=== Records for processing ===
[Start of section]

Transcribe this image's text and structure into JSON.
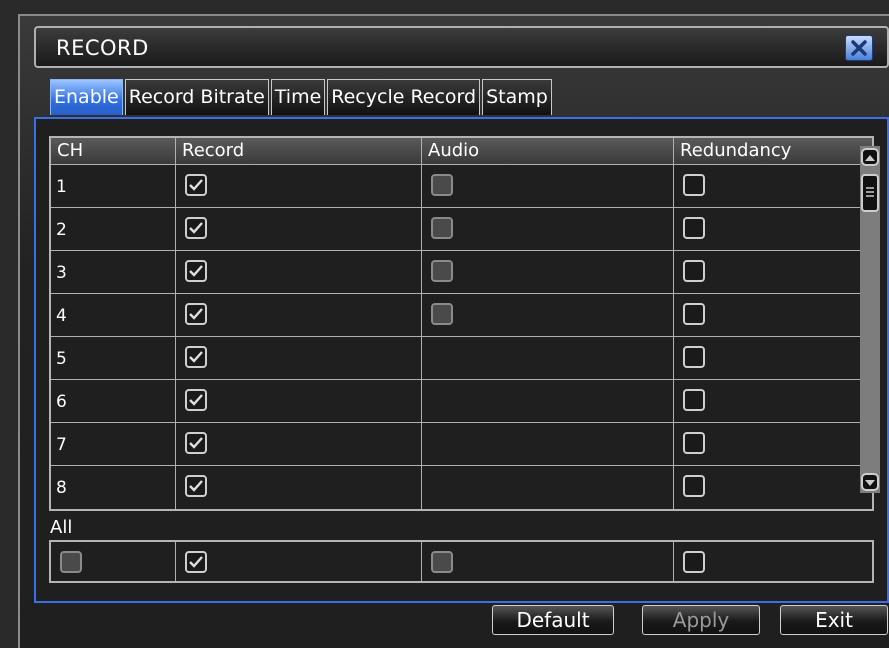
{
  "window": {
    "title": "RECORD"
  },
  "tabs": [
    {
      "label": "Enable",
      "active": true
    },
    {
      "label": "Record Bitrate",
      "active": false
    },
    {
      "label": "Time",
      "active": false
    },
    {
      "label": "Recycle Record",
      "active": false
    },
    {
      "label": "Stamp",
      "active": false
    }
  ],
  "table": {
    "headers": [
      "CH",
      "Record",
      "Audio",
      "Redundancy"
    ],
    "rows": [
      {
        "ch": "1",
        "record": true,
        "audio": "unchecked",
        "redundancy": false
      },
      {
        "ch": "2",
        "record": true,
        "audio": "unchecked",
        "redundancy": false
      },
      {
        "ch": "3",
        "record": true,
        "audio": "unchecked",
        "redundancy": false
      },
      {
        "ch": "4",
        "record": true,
        "audio": "unchecked",
        "redundancy": false
      },
      {
        "ch": "5",
        "record": true,
        "audio": "none",
        "redundancy": false
      },
      {
        "ch": "6",
        "record": true,
        "audio": "none",
        "redundancy": false
      },
      {
        "ch": "7",
        "record": true,
        "audio": "none",
        "redundancy": false
      },
      {
        "ch": "8",
        "record": true,
        "audio": "none",
        "redundancy": false
      }
    ]
  },
  "all": {
    "label": "All",
    "ch": false,
    "record": true,
    "audio": false,
    "redundancy": false
  },
  "buttons": {
    "default": "Default",
    "apply": "Apply",
    "exit": "Exit"
  },
  "colors": {
    "accent": "#3b6fe6",
    "active_tab": "#2f6fe0",
    "background": "#1f1f1f"
  }
}
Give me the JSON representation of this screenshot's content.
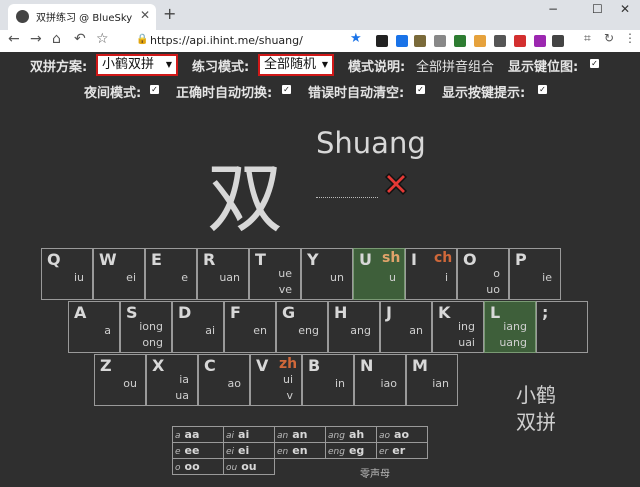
{
  "browser": {
    "tab_title": "双拼练习 @ BlueSky",
    "url": "https://api.ihint.me/shuang/",
    "window_controls": [
      "−",
      "☐",
      "✕"
    ]
  },
  "settings": {
    "scheme_label": "双拼方案:",
    "scheme_value": "小鹤双拼",
    "mode_label": "练习模式:",
    "mode_value": "全部随机",
    "desc_label": "模式说明:",
    "desc_value": "全部拼音组合",
    "show_keys_label": "显示键位图:",
    "night_label": "夜间模式:",
    "auto_switch_label": "正确时自动切换:",
    "auto_clear_label": "错误时自动清空:",
    "show_hint_label": "显示按键提示:",
    "checked_mark": "✓"
  },
  "practice": {
    "hanzi": "双",
    "pinyin": "Shuang"
  },
  "keyboard": {
    "row1": [
      {
        "letter": "Q",
        "sp": "",
        "yun": [
          "iu"
        ]
      },
      {
        "letter": "W",
        "sp": "",
        "yun": [
          "ei"
        ]
      },
      {
        "letter": "E",
        "sp": "",
        "yun": [
          "e"
        ]
      },
      {
        "letter": "R",
        "sp": "",
        "yun": [
          "uan"
        ]
      },
      {
        "letter": "T",
        "sp": "",
        "yun": [
          "ue",
          "ve"
        ]
      },
      {
        "letter": "Y",
        "sp": "",
        "yun": [
          "un"
        ]
      },
      {
        "letter": "U",
        "sp": "sh",
        "yun": [
          "u"
        ],
        "highlight": true
      },
      {
        "letter": "I",
        "sp": "ch",
        "yun": [
          "i"
        ]
      },
      {
        "letter": "O",
        "sp": "",
        "yun": [
          "o",
          "uo"
        ]
      },
      {
        "letter": "P",
        "sp": "",
        "yun": [
          "ie"
        ]
      }
    ],
    "row2": [
      {
        "letter": "A",
        "sp": "",
        "yun": [
          "a"
        ]
      },
      {
        "letter": "S",
        "sp": "",
        "yun": [
          "iong",
          "ong"
        ]
      },
      {
        "letter": "D",
        "sp": "",
        "yun": [
          "ai"
        ]
      },
      {
        "letter": "F",
        "sp": "",
        "yun": [
          "en"
        ]
      },
      {
        "letter": "G",
        "sp": "",
        "yun": [
          "eng"
        ]
      },
      {
        "letter": "H",
        "sp": "",
        "yun": [
          "ang"
        ]
      },
      {
        "letter": "J",
        "sp": "",
        "yun": [
          "an"
        ]
      },
      {
        "letter": "K",
        "sp": "",
        "yun": [
          "ing",
          "uai"
        ]
      },
      {
        "letter": "L",
        "sp": "",
        "yun": [
          "iang",
          "uang"
        ],
        "highlight": true
      },
      {
        "letter": ";",
        "sp": "",
        "yun": []
      }
    ],
    "row3": [
      {
        "letter": "Z",
        "sp": "",
        "yun": [
          "ou"
        ]
      },
      {
        "letter": "X",
        "sp": "",
        "yun": [
          "ia",
          "ua"
        ]
      },
      {
        "letter": "C",
        "sp": "",
        "yun": [
          "ao"
        ]
      },
      {
        "letter": "V",
        "sp": "zh",
        "yun": [
          "ui",
          "v"
        ]
      },
      {
        "letter": "B",
        "sp": "",
        "yun": [
          "in"
        ]
      },
      {
        "letter": "N",
        "sp": "",
        "yun": [
          "iao"
        ]
      },
      {
        "letter": "M",
        "sp": "",
        "yun": [
          "ian"
        ]
      }
    ]
  },
  "brand": {
    "line1": "小鹤",
    "line2": "双拼"
  },
  "zero_table": {
    "rows": [
      [
        {
          "s": "a",
          "k": "aa"
        },
        {
          "s": "ai",
          "k": "ai"
        },
        {
          "s": "an",
          "k": "an"
        },
        {
          "s": "ang",
          "k": "ah"
        },
        {
          "s": "ao",
          "k": "ao"
        }
      ],
      [
        {
          "s": "e",
          "k": "ee"
        },
        {
          "s": "ei",
          "k": "ei"
        },
        {
          "s": "en",
          "k": "en"
        },
        {
          "s": "eng",
          "k": "eg"
        },
        {
          "s": "er",
          "k": "er"
        }
      ],
      [
        {
          "s": "o",
          "k": "oo"
        },
        {
          "s": "ou",
          "k": "ou"
        }
      ]
    ],
    "caption": "零声母"
  }
}
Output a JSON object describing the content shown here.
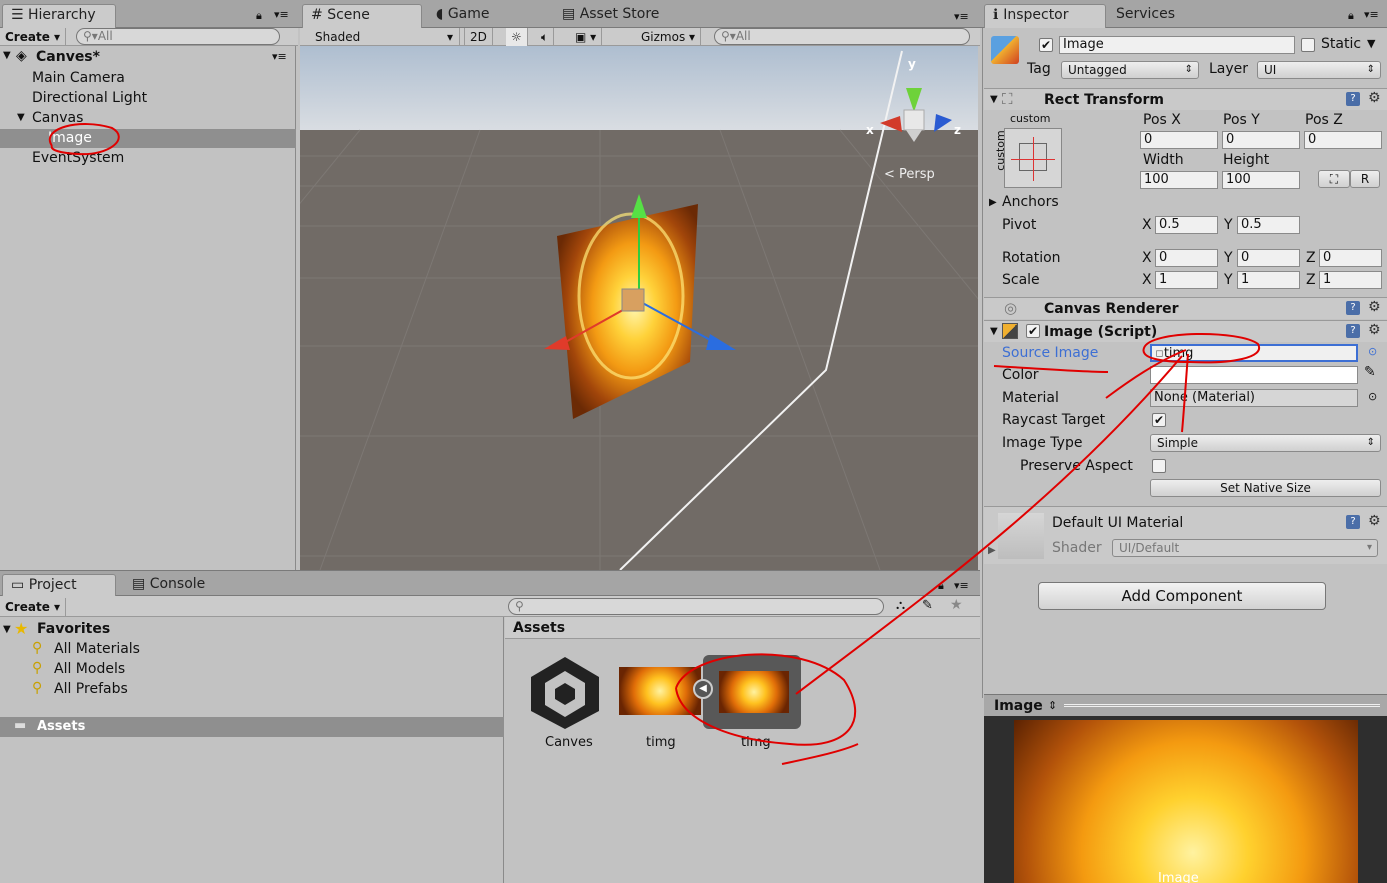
{
  "hierarchy": {
    "tab": "Hierarchy",
    "create": "Create",
    "search_placeholder": "All",
    "scene": "Canves*",
    "items": [
      "Main Camera",
      "Directional Light",
      "Canvas",
      "Image",
      "EventSystem"
    ]
  },
  "scene_view": {
    "tabs": [
      "Scene",
      "Game",
      "Asset Store"
    ],
    "shading": "Shaded",
    "mode_2d": "2D",
    "gizmos": "Gizmos",
    "search_placeholder": "All",
    "persp": "Persp",
    "axis_x": "x",
    "axis_y": "y",
    "axis_z": "z"
  },
  "inspector": {
    "tabs": [
      "Inspector",
      "Services"
    ],
    "object_name": "Image",
    "static_label": "Static",
    "tag_label": "Tag",
    "tag_value": "Untagged",
    "layer_label": "Layer",
    "layer_value": "UI",
    "rect_transform": {
      "title": "Rect Transform",
      "anchor_preset_top": "custom",
      "anchor_preset_side": "custom",
      "posx_label": "Pos X",
      "posy_label": "Pos Y",
      "posz_label": "Pos Z",
      "posx": "0",
      "posy": "0",
      "posz": "0",
      "width_label": "Width",
      "height_label": "Height",
      "width": "100",
      "height": "100",
      "r_button": "R",
      "anchors_label": "Anchors",
      "pivot_label": "Pivot",
      "pivot_x": "0.5",
      "pivot_y": "0.5",
      "rotation_label": "Rotation",
      "rot_x": "0",
      "rot_y": "0",
      "rot_z": "0",
      "scale_label": "Scale",
      "scale_x": "1",
      "scale_y": "1",
      "scale_z": "1",
      "x": "X",
      "y": "Y",
      "z": "Z"
    },
    "canvas_renderer": {
      "title": "Canvas Renderer"
    },
    "image_script": {
      "title": "Image (Script)",
      "source_image_label": "Source Image",
      "source_image_value": "timg",
      "color_label": "Color",
      "material_label": "Material",
      "material_value": "None (Material)",
      "raycast_label": "Raycast Target",
      "image_type_label": "Image Type",
      "image_type_value": "Simple",
      "preserve_label": "Preserve Aspect",
      "set_native_size": "Set Native Size"
    },
    "material": {
      "name": "Default UI Material",
      "shader_label": "Shader",
      "shader_value": "UI/Default"
    },
    "add_component": "Add Component",
    "preview_title": "Image",
    "preview_caption": "Image"
  },
  "project": {
    "tabs": [
      "Project",
      "Console"
    ],
    "create": "Create",
    "favorites": "Favorites",
    "favorite_items": [
      "All Materials",
      "All Models",
      "All Prefabs"
    ],
    "assets_folder": "Assets",
    "assets_header": "Assets",
    "assets": [
      "Canves",
      "timg",
      "timg"
    ]
  },
  "colors": {
    "accent_blue": "#3d6fd4",
    "annotation_red": "#e00000",
    "selection": "#8f8f8f"
  }
}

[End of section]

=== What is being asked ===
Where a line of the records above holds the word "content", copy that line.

=== Answer area ===
Give me the JSON representation of this screenshot's content.
Output a JSON object describing the content shown here.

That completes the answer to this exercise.